* [Problem to solve]
Bring back every record exactly, except for the pictures, which stay out.

* [Source data]
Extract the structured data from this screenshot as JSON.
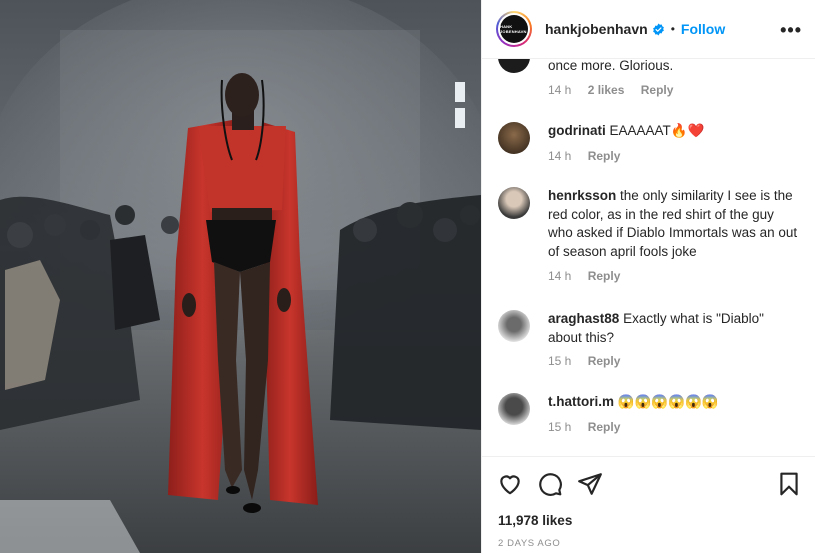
{
  "post": {
    "username": "hankjobenhavn",
    "separator": "•",
    "follow_label": "Follow",
    "more_label": "•••",
    "logo_text": "HANK JOBENHAVN"
  },
  "comments": [
    {
      "username": "",
      "text": "once more. Glorious.",
      "time": "14 h",
      "likes": "2 likes",
      "reply": "Reply"
    },
    {
      "username": "godrinati",
      "text": "EAAAAAT🔥❤️",
      "time": "14 h",
      "likes": "",
      "reply": "Reply"
    },
    {
      "username": "henrksson",
      "text": "the only similarity I see is the red color, as in the red shirt of the guy who asked if Diablo Immortals was an out of season april fools joke",
      "time": "14 h",
      "likes": "",
      "reply": "Reply"
    },
    {
      "username": "araghast88",
      "text": "Exactly what is \"Diablo\" about this?",
      "time": "15 h",
      "likes": "",
      "reply": "Reply"
    },
    {
      "username": "t.hattori.m",
      "text": "😱😱😱😱😱😱",
      "time": "15 h",
      "likes": "",
      "reply": "Reply"
    }
  ],
  "footer": {
    "likes": "11,978 likes",
    "posted": "2 DAYS AGO"
  },
  "icons": {
    "like": "heart-icon",
    "comment": "comment-bubble-icon",
    "share": "paper-plane-icon",
    "save": "bookmark-icon",
    "verified": "verified-badge-icon"
  },
  "colors": {
    "follow": "#0095f6",
    "verified": "#0095f6",
    "muted": "#8e8e8e",
    "text": "#262626"
  }
}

* [Response below]
Extract the structured data from this screenshot as JSON.
{
  "post": {
    "username": "hankjobenhavn",
    "separator": "•",
    "follow_label": "Follow",
    "more_label": "•••",
    "logo_text": "HANK JOBENHAVN"
  },
  "comments": [
    {
      "username": "",
      "text": "once more. Glorious.",
      "time": "14 h",
      "likes": "2 likes",
      "reply": "Reply"
    },
    {
      "username": "godrinati",
      "text": "EAAAAAT🔥❤️",
      "time": "14 h",
      "likes": "",
      "reply": "Reply"
    },
    {
      "username": "henrksson",
      "text": "the only similarity I see is the red color, as in the red shirt of the guy who asked if Diablo Immortals was an out of season april fools joke",
      "time": "14 h",
      "likes": "",
      "reply": "Reply"
    },
    {
      "username": "araghast88",
      "text": "Exactly what is \"Diablo\" about this?",
      "time": "15 h",
      "likes": "",
      "reply": "Reply"
    },
    {
      "username": "t.hattori.m",
      "text": "😱😱😱😱😱😱",
      "time": "15 h",
      "likes": "",
      "reply": "Reply"
    }
  ],
  "footer": {
    "likes": "11,978 likes",
    "posted": "2 DAYS AGO"
  },
  "icons": {
    "like": "heart-icon",
    "comment": "comment-bubble-icon",
    "share": "paper-plane-icon",
    "save": "bookmark-icon",
    "verified": "verified-badge-icon"
  },
  "colors": {
    "follow": "#0095f6",
    "verified": "#0095f6",
    "muted": "#8e8e8e",
    "text": "#262626"
  }
}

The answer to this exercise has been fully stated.